All of the data below needs to be set down once more, exactly as written.

((

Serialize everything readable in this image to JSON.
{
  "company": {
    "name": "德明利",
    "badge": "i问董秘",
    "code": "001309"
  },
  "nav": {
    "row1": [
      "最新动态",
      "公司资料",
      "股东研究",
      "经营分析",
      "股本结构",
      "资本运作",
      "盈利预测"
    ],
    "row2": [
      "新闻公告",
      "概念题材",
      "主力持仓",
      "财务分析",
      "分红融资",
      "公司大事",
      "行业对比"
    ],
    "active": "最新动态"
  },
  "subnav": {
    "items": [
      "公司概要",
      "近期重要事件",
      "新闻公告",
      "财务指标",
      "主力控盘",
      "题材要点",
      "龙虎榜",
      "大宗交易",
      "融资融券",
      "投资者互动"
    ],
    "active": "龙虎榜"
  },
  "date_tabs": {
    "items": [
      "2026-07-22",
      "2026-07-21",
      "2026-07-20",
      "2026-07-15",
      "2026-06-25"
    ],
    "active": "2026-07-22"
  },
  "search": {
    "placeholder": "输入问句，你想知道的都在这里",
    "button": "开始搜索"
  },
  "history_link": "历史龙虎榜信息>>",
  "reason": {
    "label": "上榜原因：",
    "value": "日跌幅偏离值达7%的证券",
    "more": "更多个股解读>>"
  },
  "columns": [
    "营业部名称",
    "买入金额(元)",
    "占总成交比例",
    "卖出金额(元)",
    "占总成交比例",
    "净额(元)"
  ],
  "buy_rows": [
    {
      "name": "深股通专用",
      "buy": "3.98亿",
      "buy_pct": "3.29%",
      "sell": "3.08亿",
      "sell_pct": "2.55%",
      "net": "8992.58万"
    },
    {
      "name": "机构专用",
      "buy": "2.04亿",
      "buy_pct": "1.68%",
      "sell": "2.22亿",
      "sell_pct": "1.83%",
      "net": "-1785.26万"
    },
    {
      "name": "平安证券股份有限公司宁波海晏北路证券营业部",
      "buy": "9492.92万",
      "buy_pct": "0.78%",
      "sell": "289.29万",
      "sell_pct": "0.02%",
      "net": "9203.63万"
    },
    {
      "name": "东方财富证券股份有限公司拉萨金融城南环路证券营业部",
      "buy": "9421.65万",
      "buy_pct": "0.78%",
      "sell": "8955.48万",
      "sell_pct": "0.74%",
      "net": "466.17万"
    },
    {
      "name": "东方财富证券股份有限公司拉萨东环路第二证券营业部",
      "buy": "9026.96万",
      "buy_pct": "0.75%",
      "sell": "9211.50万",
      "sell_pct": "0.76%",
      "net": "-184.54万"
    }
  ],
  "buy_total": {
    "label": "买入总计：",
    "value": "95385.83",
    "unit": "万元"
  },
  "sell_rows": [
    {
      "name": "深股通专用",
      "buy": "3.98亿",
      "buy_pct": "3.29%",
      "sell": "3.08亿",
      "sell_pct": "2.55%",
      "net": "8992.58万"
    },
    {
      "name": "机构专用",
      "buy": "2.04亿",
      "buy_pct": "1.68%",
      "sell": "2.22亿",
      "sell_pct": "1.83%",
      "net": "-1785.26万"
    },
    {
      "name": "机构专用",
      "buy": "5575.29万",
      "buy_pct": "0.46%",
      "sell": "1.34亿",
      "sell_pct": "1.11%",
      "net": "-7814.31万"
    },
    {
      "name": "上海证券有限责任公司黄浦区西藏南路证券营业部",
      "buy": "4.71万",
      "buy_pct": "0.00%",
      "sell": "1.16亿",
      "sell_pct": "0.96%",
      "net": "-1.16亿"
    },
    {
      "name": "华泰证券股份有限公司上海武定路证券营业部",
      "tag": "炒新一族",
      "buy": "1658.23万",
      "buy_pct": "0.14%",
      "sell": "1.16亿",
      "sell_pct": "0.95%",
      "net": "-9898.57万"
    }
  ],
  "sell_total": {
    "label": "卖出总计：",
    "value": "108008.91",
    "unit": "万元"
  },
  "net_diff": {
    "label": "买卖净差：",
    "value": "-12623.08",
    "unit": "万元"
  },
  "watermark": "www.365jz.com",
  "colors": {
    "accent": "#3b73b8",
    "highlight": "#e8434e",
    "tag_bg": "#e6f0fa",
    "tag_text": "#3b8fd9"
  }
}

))

**Worked solution:**
Serialize everything readable in this image to JSON.
{
  "company": {
    "name": "德明利",
    "badge": "i问董秘",
    "code": "001309"
  },
  "nav": {
    "row1": [
      "最新动态",
      "公司资料",
      "股东研究",
      "经营分析",
      "股本结构",
      "资本运作",
      "盈利预测"
    ],
    "row2": [
      "新闻公告",
      "概念题材",
      "主力持仓",
      "财务分析",
      "分红融资",
      "公司大事",
      "行业对比"
    ],
    "active": "最新动态"
  },
  "subnav": {
    "items": [
      "公司概要",
      "近期重要事件",
      "新闻公告",
      "财务指标",
      "主力控盘",
      "题材要点",
      "龙虎榜",
      "大宗交易",
      "融资融券",
      "投资者互动"
    ],
    "active": "龙虎榜"
  },
  "date_tabs": {
    "items": [
      "2026-07-22",
      "2026-07-21",
      "2026-07-20",
      "2026-07-15",
      "2026-06-25"
    ],
    "active": "2026-07-22"
  },
  "search": {
    "placeholder": "输入问句，你想知道的都在这里",
    "button": "开始搜索"
  },
  "history_link": "历史龙虎榜信息>>",
  "reason": {
    "label": "上榜原因：",
    "value": "日跌幅偏离值达7%的证券",
    "more": "更多个股解读>>"
  },
  "columns": [
    "营业部名称",
    "买入金额(元)",
    "占总成交比例",
    "卖出金额(元)",
    "占总成交比例",
    "净额(元)"
  ],
  "buy_rows": [
    {
      "name": "深股通专用",
      "buy": "3.98亿",
      "buy_pct": "3.29%",
      "sell": "3.08亿",
      "sell_pct": "2.55%",
      "net": "8992.58万"
    },
    {
      "name": "机构专用",
      "buy": "2.04亿",
      "buy_pct": "1.68%",
      "sell": "2.22亿",
      "sell_pct": "1.83%",
      "net": "-1785.26万"
    },
    {
      "name": "平安证券股份有限公司宁波海晏北路证券营业部",
      "buy": "9492.92万",
      "buy_pct": "0.78%",
      "sell": "289.29万",
      "sell_pct": "0.02%",
      "net": "9203.63万"
    },
    {
      "name": "东方财富证券股份有限公司拉萨金融城南环路证券营业部",
      "buy": "9421.65万",
      "buy_pct": "0.78%",
      "sell": "8955.48万",
      "sell_pct": "0.74%",
      "net": "466.17万"
    },
    {
      "name": "东方财富证券股份有限公司拉萨东环路第二证券营业部",
      "buy": "9026.96万",
      "buy_pct": "0.75%",
      "sell": "9211.50万",
      "sell_pct": "0.76%",
      "net": "-184.54万"
    }
  ],
  "buy_total": {
    "label": "买入总计：",
    "value": "95385.83",
    "unit": "万元"
  },
  "sell_rows": [
    {
      "name": "深股通专用",
      "buy": "3.98亿",
      "buy_pct": "3.29%",
      "sell": "3.08亿",
      "sell_pct": "2.55%",
      "net": "8992.58万"
    },
    {
      "name": "机构专用",
      "buy": "2.04亿",
      "buy_pct": "1.68%",
      "sell": "2.22亿",
      "sell_pct": "1.83%",
      "net": "-1785.26万"
    },
    {
      "name": "机构专用",
      "buy": "5575.29万",
      "buy_pct": "0.46%",
      "sell": "1.34亿",
      "sell_pct": "1.11%",
      "net": "-7814.31万"
    },
    {
      "name": "上海证券有限责任公司黄浦区西藏南路证券营业部",
      "buy": "4.71万",
      "buy_pct": "0.00%",
      "sell": "1.16亿",
      "sell_pct": "0.96%",
      "net": "-1.16亿"
    },
    {
      "name": "华泰证券股份有限公司上海武定路证券营业部",
      "tag": "炒新一族",
      "buy": "1658.23万",
      "buy_pct": "0.14%",
      "sell": "1.16亿",
      "sell_pct": "0.95%",
      "net": "-9898.57万"
    }
  ],
  "sell_total": {
    "label": "卖出总计：",
    "value": "108008.91",
    "unit": "万元"
  },
  "net_diff": {
    "label": "买卖净差：",
    "value": "-12623.08",
    "unit": "万元"
  },
  "watermark": "www.365jz.com",
  "colors": {
    "accent": "#3b73b8",
    "highlight": "#e8434e",
    "tag_bg": "#e6f0fa",
    "tag_text": "#3b8fd9"
  }
}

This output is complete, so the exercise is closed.